Monday, May 19th, 2008

Tanny and the seedlings.

This weekend Tanny and I had some time to work on the website and the garden. Tanny added some more soil to her tomato seedlings and pinched off the weaker ones. I worked some compost into the garden and got it primed for planting. Unfortunately the temperature is just barely into the double digits so we’re going to wait until next weekend to plant.

Also - the seasonal food list now has lists for BC and PEI.


Community Shared Agriculture (CSA) - Local Eating Made Simple

Tuesday, February 26th, 2008

In my research to find local food resources I learned of a system called Community Shared Agriculture (CSA). CSA is a food distribution system where the growers are directly connected to the consumer. The consumer subscribes to a share of the year’s harvest (i.e. pays a flat fee up front) from a local farm in early spring, and in return, the shareholder receives a box of fresh produce weekly during the growing season. The share subscription provides the farmers with the capital to purchase seeds and farming supplies, and the shareholder gets an amazing supply of farm fresh produce weekly.

The size and variety of the shares depend on the farm you purchase from. Generally speaking, the farms offer at least a large and small size share.
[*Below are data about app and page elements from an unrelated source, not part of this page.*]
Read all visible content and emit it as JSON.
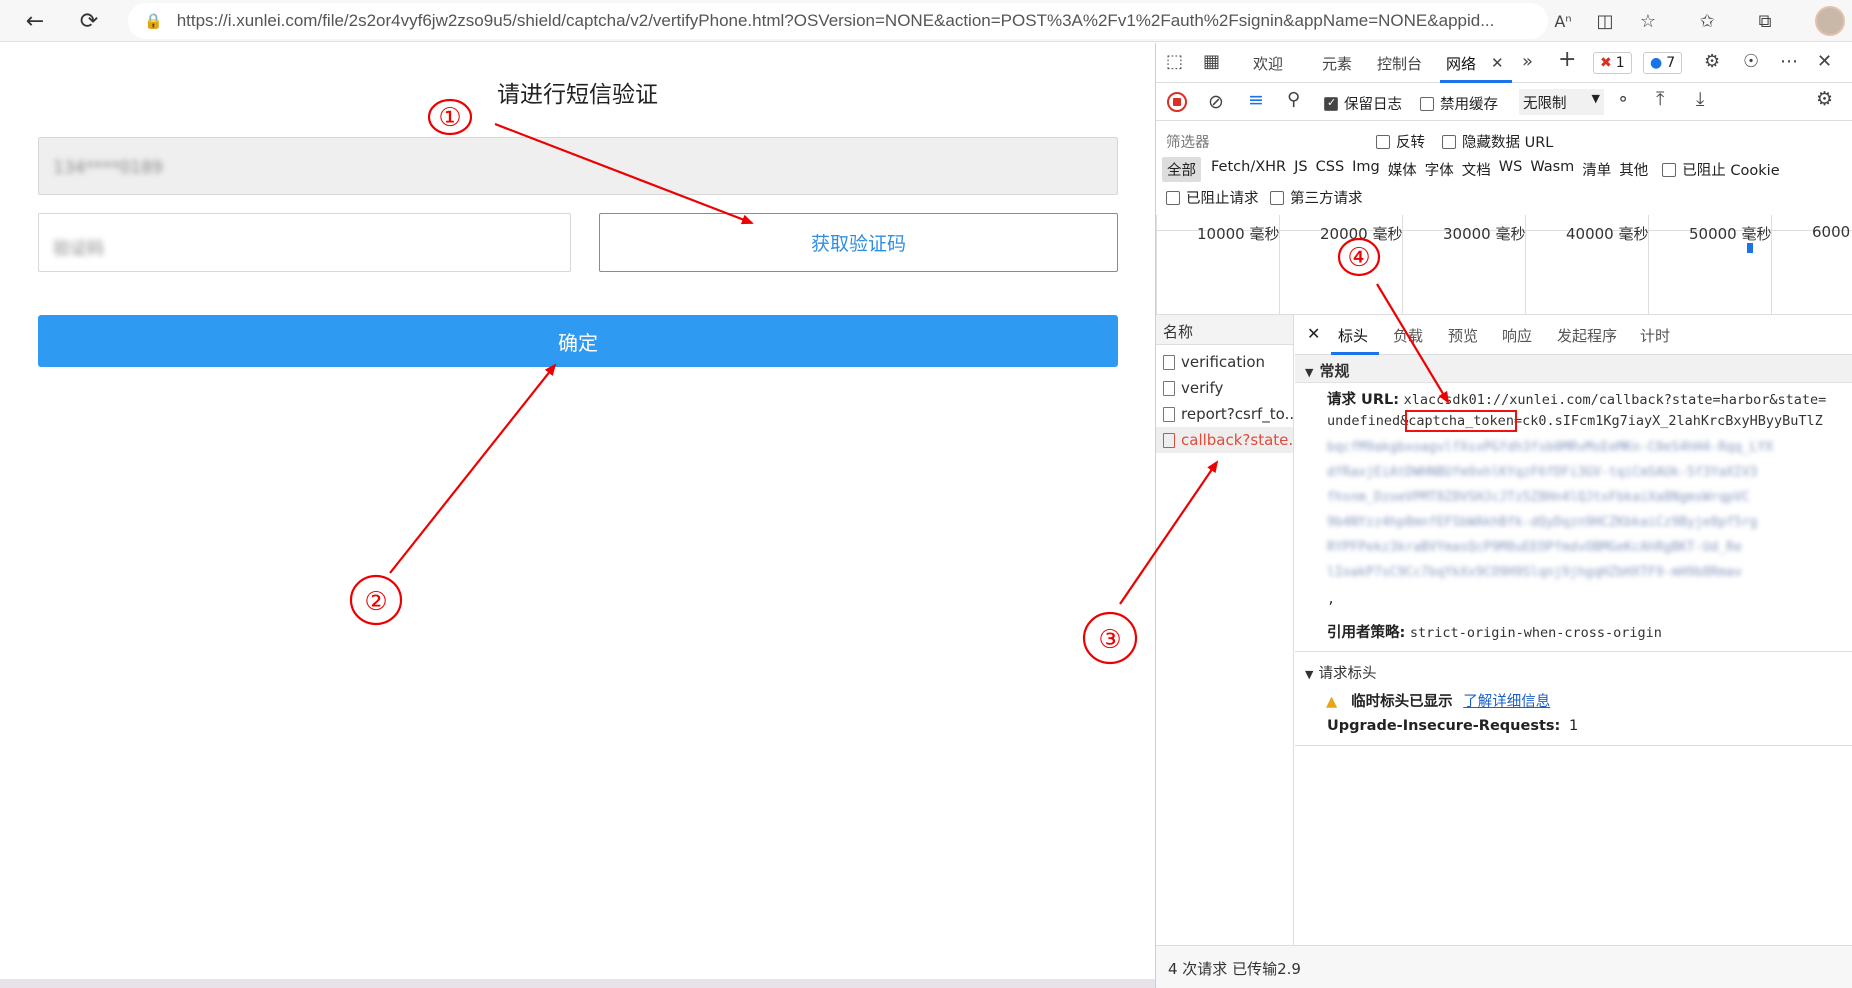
{
  "browser": {
    "url": "https://i.xunlei.com/file/2s2or4vyf6jw2zso9u5/shield/captcha/v2/vertifyPhone.html?OSVersion=NONE&action=POST%3A%2Fv1%2Fauth%2Fsignin&appName=NONE&appid...",
    "icons": [
      "back-icon",
      "refresh-icon",
      "lock-icon",
      "read-aloud-icon",
      "split-screen-icon",
      "add-favorite-icon",
      "favorites-icon",
      "collections-icon",
      "profile-avatar"
    ]
  },
  "page": {
    "title": "请进行短信验证",
    "phone_blurred": "134****0189",
    "code_blurred": "验证码",
    "get_code_label": "获取验证码",
    "confirm_label": "确定"
  },
  "devtools": {
    "tabs": {
      "welcome": "欢迎",
      "elements": "元素",
      "console": "控制台",
      "network": "网络"
    },
    "errors": "1",
    "messages": "7",
    "toolbar": {
      "preserve_log": "保留日志",
      "disable_cache": "禁用缓存",
      "throttle": "无限制"
    },
    "filter": {
      "placeholder": "筛选器",
      "invert": "反转",
      "hide_data_url": "隐藏数据 URL",
      "types": [
        "全部",
        "Fetch/XHR",
        "JS",
        "CSS",
        "Img",
        "媒体",
        "字体",
        "文档",
        "WS",
        "Wasm",
        "清单",
        "其他"
      ],
      "blocked_cookies": "已阻止 Cookie",
      "blocked_requests": "已阻止请求",
      "third_party": "第三方请求"
    },
    "timeline": [
      "10000 毫秒",
      "20000 毫秒",
      "30000 毫秒",
      "40000 毫秒",
      "50000 毫秒",
      "6000"
    ],
    "request_list": {
      "header": "名称",
      "items": [
        "verification",
        "verify",
        "report?csrf_to...",
        "callback?state..."
      ]
    },
    "detail_tabs": [
      "标头",
      "负载",
      "预览",
      "响应",
      "发起程序",
      "计时"
    ],
    "general": {
      "header": "常规",
      "url_label": "请求 URL:",
      "url_line1": "xlaccsdk01://xunlei.com/callback?state=harbor&state=",
      "url_line2_pre": "undefined&",
      "url_token_key": "captcha_token",
      "url_line2_post": "=ck0.sIFcm1Kg7iayX_2lahKrcBxyHByyBuTlZ",
      "blurred_lines": [
        "bqcfM9akgbxoagvlfXsxPGfdh3fsb0MRvMsEeMKn-C0eS4hH4-Rqq_LYX",
        "dfRaxjEiAtDWHNBUfm9xhlKYqzF6fDFi3GV-tqiCmSAUk-5f3YaXIV3",
        "fhsnm_DzoeVPMT8Z8VSHJcJTz5Z8Hn4lQJtxFbkaiXa8NgmsWrqpVC",
        "9b4NYzz4hp8mnfEFSbWAkhBfk-dQyDqzn9HCZKbkaiCz9Byje8pf5rg",
        "RYPFPekz3kraBVYmasQcP9M8uEEOPfmdvOBMGeKcAhRgBKT-Ud_Re",
        "lIoakP7sC9Cc7bqYkXx9CO9H9Slqnj9jhgqHZbHXTF9-mH9b8Rmav"
      ],
      "trailing": ",",
      "referrer_label": "引用者策略:",
      "referrer_value": "strict-origin-when-cross-origin"
    },
    "request_headers": {
      "header": "请求标头",
      "warning": "临时标头已显示",
      "learn_more": "了解详细信息",
      "upgrade_label": "Upgrade-Insecure-Requests:",
      "upgrade_value": "1"
    },
    "footer": "4 次请求   已传输2.9"
  },
  "annotations": [
    "①",
    "②",
    "③",
    "④"
  ]
}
Some farms also offer a fruit box in addition to the veggie option. At Everdale Organic Farm , shareholders also have free access to the culinary herb garden, the flower garden for fresh cut flowers, and all the beans and peas you can pick when they are in season.

I think this is a fantastic idea - it really is what local eating is all about - supporting and connecting with the people who grow my food. I do have one reservation though - I LOVE going to farmers’ markets and checking out the different vendors each week. By signing up to be a shareholder, it eliminates the need to go to the markets, hmmm….I guess I can still go for the fish and local cheeses and all sorts of other goodies. On the other hand, I’ll get to try new veggies I normally wouldn’t buy and learn new recipes. Now the next question is: who should I sign up with? There’re quite a few close to the Toronto area. To minimize the environmental impact, I should pick one that is close to home.

Here are the CSAs I’ve found in Ontario so far; they are all in our database:

Everdale Organic Farm - near Guelph

Plan b Organic Farm - near Hamilton

rare Organic Farm - Cambridge

Simpler Thyme Organic Farm - Hamilton

Thurston Organic Farm - near Lindsay

Whole Circle Farm - Acton

Click here for an in-depth article on CSA from Green Living Ideas.

To find a CSA near you, go to our Find Local Food page and choose "CSA" as the supplier type.